Work required:
Looking at the records below, please work out how many lines contain the word "Everything" and give the number alone.

======== Records supplied

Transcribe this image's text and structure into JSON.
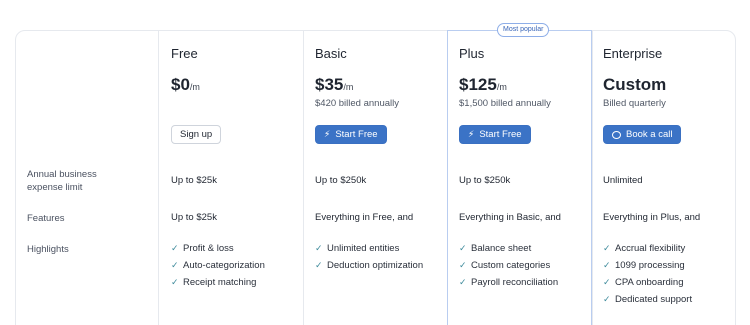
{
  "badge": "Most popular",
  "plans": [
    {
      "name": "Free",
      "price": "$0",
      "unit": "/m",
      "billed": "",
      "cta": "Sign up",
      "expense_limit": "Up to $25k",
      "features": "Up to $25k",
      "highlights": [
        "Profit & loss",
        "Auto-categorization",
        "Receipt matching"
      ]
    },
    {
      "name": "Basic",
      "price": "$35",
      "unit": "/m",
      "billed": "$420 billed annually",
      "cta": "Start Free",
      "expense_limit": "Up to $250k",
      "features": "Everything in Free, and",
      "highlights": [
        "Unlimited entities",
        "Deduction optimization"
      ]
    },
    {
      "name": "Plus",
      "price": "$125",
      "unit": "/m",
      "billed": "$1,500 billed annually",
      "cta": "Start Free",
      "expense_limit": "Up to $250k",
      "features": "Everything in Basic, and",
      "highlights": [
        "Balance sheet",
        "Custom categories",
        "Payroll reconciliation"
      ]
    },
    {
      "name": "Enterprise",
      "price": "Custom",
      "unit": "",
      "billed": "Billed quarterly",
      "cta": "Book a call",
      "expense_limit": "Unlimited",
      "features": "Everything in Plus, and",
      "highlights": [
        "Accrual flexibility",
        "1099 processing",
        "CPA onboarding",
        "Dedicated support"
      ]
    }
  ],
  "rows": {
    "expense_limit": "Annual business expense limit",
    "features": "Features",
    "highlights": "Highlights"
  },
  "icons": {
    "check": "check-icon",
    "bolt": "bolt-icon",
    "chat": "chat-bubble-icon"
  },
  "colors": {
    "accent": "#3b73c6",
    "check": "#3d8a9b",
    "highlight_border": "#b9cdf0"
  }
}
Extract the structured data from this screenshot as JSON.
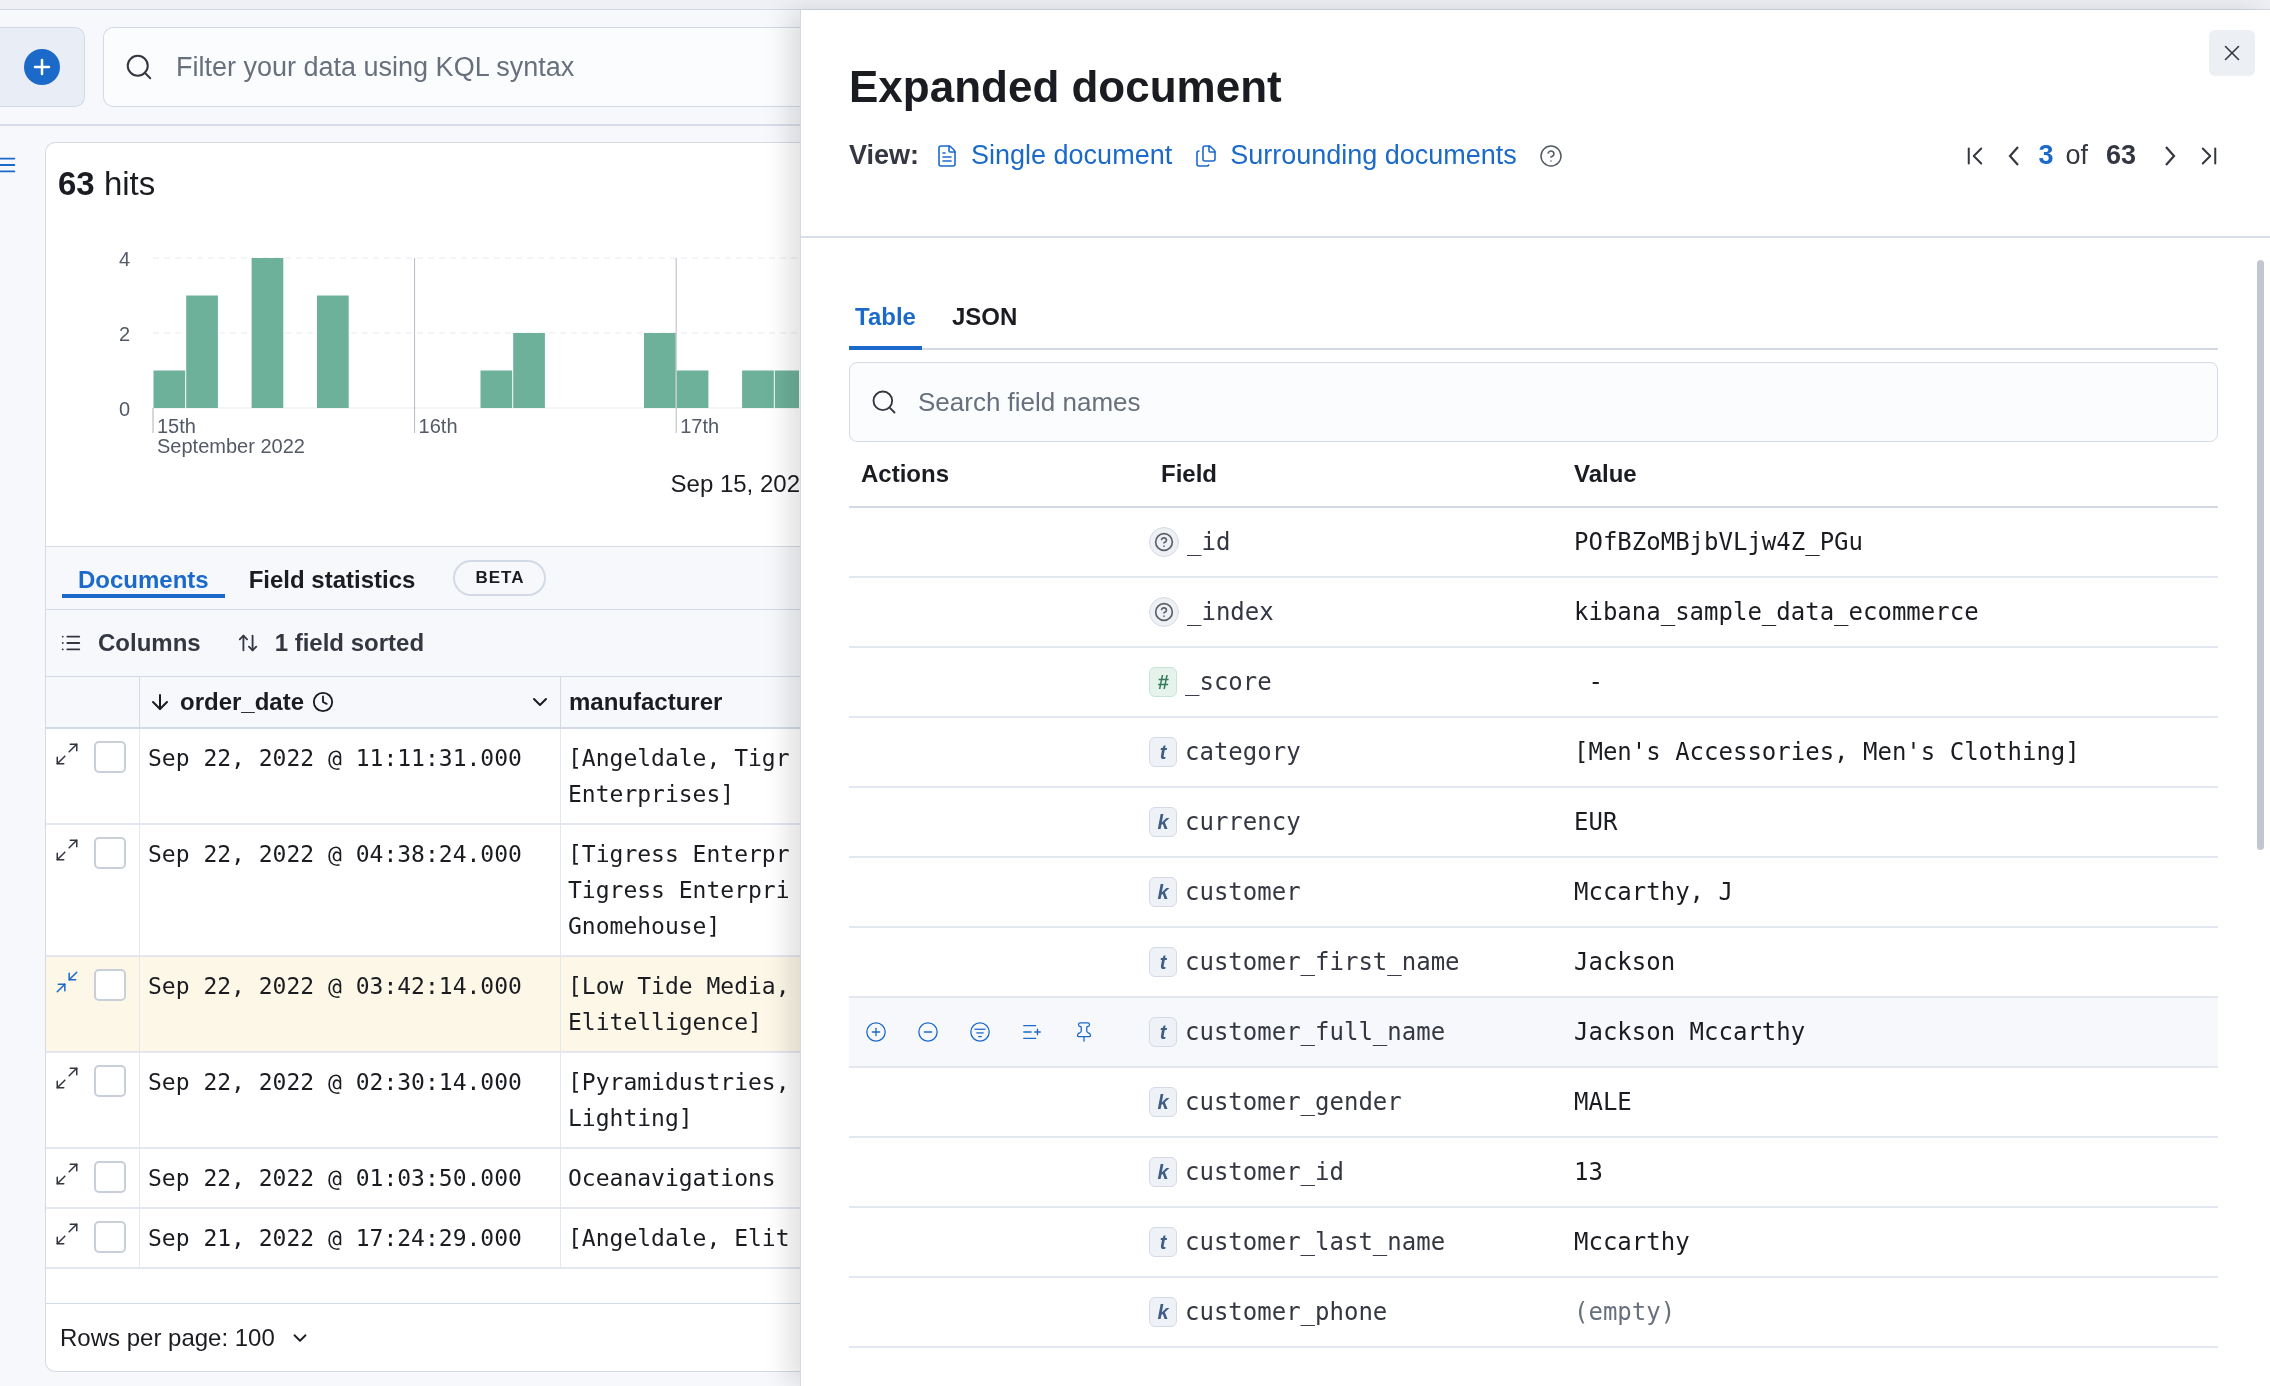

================

Solution to the problem:
3